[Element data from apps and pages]

= = = =

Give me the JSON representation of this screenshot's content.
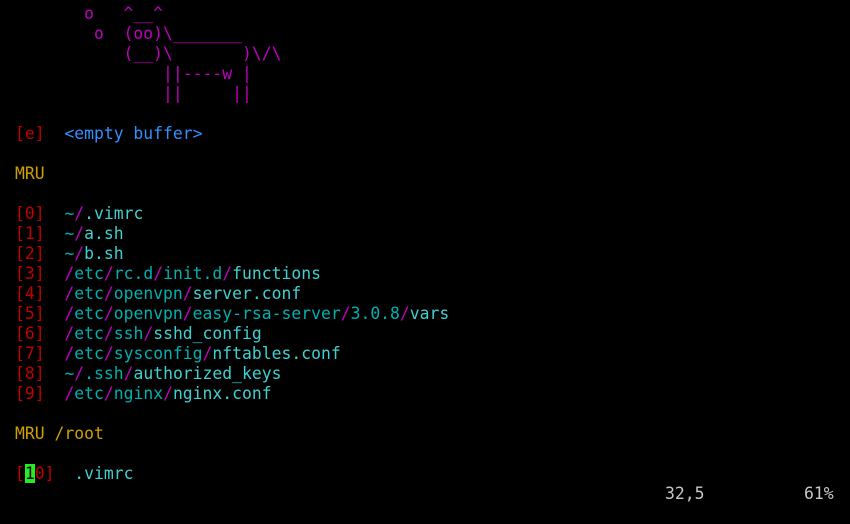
{
  "colors": {
    "background": "#000000",
    "cow": "#c000c0",
    "index_bracket": "#c00000",
    "path_directory": "#00b0b0",
    "path_filename": "#40d0d0",
    "path_separator": "#c000c0",
    "header": "#d0a000",
    "special_entry": "#3090ff",
    "cursor": "#22ee22"
  },
  "cowsay": [
    "       o   ^__^",
    "        o  (oo)\\_______",
    "           (__)\\       )\\/\\",
    "               ||----w |",
    "               ||     ||"
  ],
  "empty_buffer": {
    "key": "[e]",
    "label": "<empty buffer>"
  },
  "mru_header": "MRU",
  "mru_entries": [
    {
      "key": "[0]",
      "parts": [
        {
          "t": "~",
          "c": "dir"
        },
        {
          "t": "/",
          "c": "sep"
        },
        {
          "t": ".vimrc",
          "c": "fname"
        }
      ]
    },
    {
      "key": "[1]",
      "parts": [
        {
          "t": "~",
          "c": "dir"
        },
        {
          "t": "/",
          "c": "sep"
        },
        {
          "t": "a.sh",
          "c": "fname"
        }
      ]
    },
    {
      "key": "[2]",
      "parts": [
        {
          "t": "~",
          "c": "dir"
        },
        {
          "t": "/",
          "c": "sep"
        },
        {
          "t": "b.sh",
          "c": "fname"
        }
      ]
    },
    {
      "key": "[3]",
      "parts": [
        {
          "t": "/",
          "c": "sep"
        },
        {
          "t": "etc",
          "c": "dir"
        },
        {
          "t": "/",
          "c": "sep"
        },
        {
          "t": "rc.d",
          "c": "dir"
        },
        {
          "t": "/",
          "c": "sep"
        },
        {
          "t": "init.d",
          "c": "dir"
        },
        {
          "t": "/",
          "c": "sep"
        },
        {
          "t": "functions",
          "c": "fname"
        }
      ]
    },
    {
      "key": "[4]",
      "parts": [
        {
          "t": "/",
          "c": "sep"
        },
        {
          "t": "etc",
          "c": "dir"
        },
        {
          "t": "/",
          "c": "sep"
        },
        {
          "t": "openvpn",
          "c": "dir"
        },
        {
          "t": "/",
          "c": "sep"
        },
        {
          "t": "server.conf",
          "c": "fname"
        }
      ]
    },
    {
      "key": "[5]",
      "parts": [
        {
          "t": "/",
          "c": "sep"
        },
        {
          "t": "etc",
          "c": "dir"
        },
        {
          "t": "/",
          "c": "sep"
        },
        {
          "t": "openvpn",
          "c": "dir"
        },
        {
          "t": "/",
          "c": "sep"
        },
        {
          "t": "easy-rsa-server",
          "c": "dir"
        },
        {
          "t": "/",
          "c": "sep"
        },
        {
          "t": "3.0.8",
          "c": "dir"
        },
        {
          "t": "/",
          "c": "sep"
        },
        {
          "t": "vars",
          "c": "fname"
        }
      ]
    },
    {
      "key": "[6]",
      "parts": [
        {
          "t": "/",
          "c": "sep"
        },
        {
          "t": "etc",
          "c": "dir"
        },
        {
          "t": "/",
          "c": "sep"
        },
        {
          "t": "ssh",
          "c": "dir"
        },
        {
          "t": "/",
          "c": "sep"
        },
        {
          "t": "sshd_config",
          "c": "fname"
        }
      ]
    },
    {
      "key": "[7]",
      "parts": [
        {
          "t": "/",
          "c": "sep"
        },
        {
          "t": "etc",
          "c": "dir"
        },
        {
          "t": "/",
          "c": "sep"
        },
        {
          "t": "sysconfig",
          "c": "dir"
        },
        {
          "t": "/",
          "c": "sep"
        },
        {
          "t": "nftables.conf",
          "c": "fname"
        }
      ]
    },
    {
      "key": "[8]",
      "parts": [
        {
          "t": "~",
          "c": "dir"
        },
        {
          "t": "/",
          "c": "sep"
        },
        {
          "t": ".ssh",
          "c": "dir"
        },
        {
          "t": "/",
          "c": "sep"
        },
        {
          "t": "authorized_keys",
          "c": "fname"
        }
      ]
    },
    {
      "key": "[9]",
      "parts": [
        {
          "t": "/",
          "c": "sep"
        },
        {
          "t": "etc",
          "c": "dir"
        },
        {
          "t": "/",
          "c": "sep"
        },
        {
          "t": "nginx",
          "c": "dir"
        },
        {
          "t": "/",
          "c": "sep"
        },
        {
          "t": "nginx.conf",
          "c": "fname"
        }
      ]
    }
  ],
  "mru_cwd_header": "MRU /root",
  "cwd_entry": {
    "key_open": "[",
    "key_cursor_char": "1",
    "key_rest": "0]",
    "file": ".vimrc"
  },
  "status": {
    "position": "32,5",
    "percent": "61%"
  }
}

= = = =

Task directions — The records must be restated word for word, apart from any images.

Response below —
Give me the JSON representation of this screenshot's content.
{
  "colors": {
    "background": "#000000",
    "cow": "#c000c0",
    "index_bracket": "#c00000",
    "path_directory": "#00b0b0",
    "path_filename": "#40d0d0",
    "path_separator": "#c000c0",
    "header": "#d0a000",
    "special_entry": "#3090ff",
    "cursor": "#22ee22"
  },
  "cowsay": [
    "       o   ^__^",
    "        o  (oo)\\_______",
    "           (__)\\       )\\/\\",
    "               ||----w |",
    "               ||     ||"
  ],
  "empty_buffer": {
    "key": "[e]",
    "label": "<empty buffer>"
  },
  "mru_header": "MRU",
  "mru_entries": [
    {
      "key": "[0]",
      "parts": [
        {
          "t": "~",
          "c": "dir"
        },
        {
          "t": "/",
          "c": "sep"
        },
        {
          "t": ".vimrc",
          "c": "fname"
        }
      ]
    },
    {
      "key": "[1]",
      "parts": [
        {
          "t": "~",
          "c": "dir"
        },
        {
          "t": "/",
          "c": "sep"
        },
        {
          "t": "a.sh",
          "c": "fname"
        }
      ]
    },
    {
      "key": "[2]",
      "parts": [
        {
          "t": "~",
          "c": "dir"
        },
        {
          "t": "/",
          "c": "sep"
        },
        {
          "t": "b.sh",
          "c": "fname"
        }
      ]
    },
    {
      "key": "[3]",
      "parts": [
        {
          "t": "/",
          "c": "sep"
        },
        {
          "t": "etc",
          "c": "dir"
        },
        {
          "t": "/",
          "c": "sep"
        },
        {
          "t": "rc.d",
          "c": "dir"
        },
        {
          "t": "/",
          "c": "sep"
        },
        {
          "t": "init.d",
          "c": "dir"
        },
        {
          "t": "/",
          "c": "sep"
        },
        {
          "t": "functions",
          "c": "fname"
        }
      ]
    },
    {
      "key": "[4]",
      "parts": [
        {
          "t": "/",
          "c": "sep"
        },
        {
          "t": "etc",
          "c": "dir"
        },
        {
          "t": "/",
          "c": "sep"
        },
        {
          "t": "openvpn",
          "c": "dir"
        },
        {
          "t": "/",
          "c": "sep"
        },
        {
          "t": "server.conf",
          "c": "fname"
        }
      ]
    },
    {
      "key": "[5]",
      "parts": [
        {
          "t": "/",
          "c": "sep"
        },
        {
          "t": "etc",
          "c": "dir"
        },
        {
          "t": "/",
          "c": "sep"
        },
        {
          "t": "openvpn",
          "c": "dir"
        },
        {
          "t": "/",
          "c": "sep"
        },
        {
          "t": "easy-rsa-server",
          "c": "dir"
        },
        {
          "t": "/",
          "c": "sep"
        },
        {
          "t": "3.0.8",
          "c": "dir"
        },
        {
          "t": "/",
          "c": "sep"
        },
        {
          "t": "vars",
          "c": "fname"
        }
      ]
    },
    {
      "key": "[6]",
      "parts": [
        {
          "t": "/",
          "c": "sep"
        },
        {
          "t": "etc",
          "c": "dir"
        },
        {
          "t": "/",
          "c": "sep"
        },
        {
          "t": "ssh",
          "c": "dir"
        },
        {
          "t": "/",
          "c": "sep"
        },
        {
          "t": "sshd_config",
          "c": "fname"
        }
      ]
    },
    {
      "key": "[7]",
      "parts": [
        {
          "t": "/",
          "c": "sep"
        },
        {
          "t": "etc",
          "c": "dir"
        },
        {
          "t": "/",
          "c": "sep"
        },
        {
          "t": "sysconfig",
          "c": "dir"
        },
        {
          "t": "/",
          "c": "sep"
        },
        {
          "t": "nftables.conf",
          "c": "fname"
        }
      ]
    },
    {
      "key": "[8]",
      "parts": [
        {
          "t": "~",
          "c": "dir"
        },
        {
          "t": "/",
          "c": "sep"
        },
        {
          "t": ".ssh",
          "c": "dir"
        },
        {
          "t": "/",
          "c": "sep"
        },
        {
          "t": "authorized_keys",
          "c": "fname"
        }
      ]
    },
    {
      "key": "[9]",
      "parts": [
        {
          "t": "/",
          "c": "sep"
        },
        {
          "t": "etc",
          "c": "dir"
        },
        {
          "t": "/",
          "c": "sep"
        },
        {
          "t": "nginx",
          "c": "dir"
        },
        {
          "t": "/",
          "c": "sep"
        },
        {
          "t": "nginx.conf",
          "c": "fname"
        }
      ]
    }
  ],
  "mru_cwd_header": "MRU /root",
  "cwd_entry": {
    "key_open": "[",
    "key_cursor_char": "1",
    "key_rest": "0]",
    "file": ".vimrc"
  },
  "status": {
    "position": "32,5",
    "percent": "61%"
  }
}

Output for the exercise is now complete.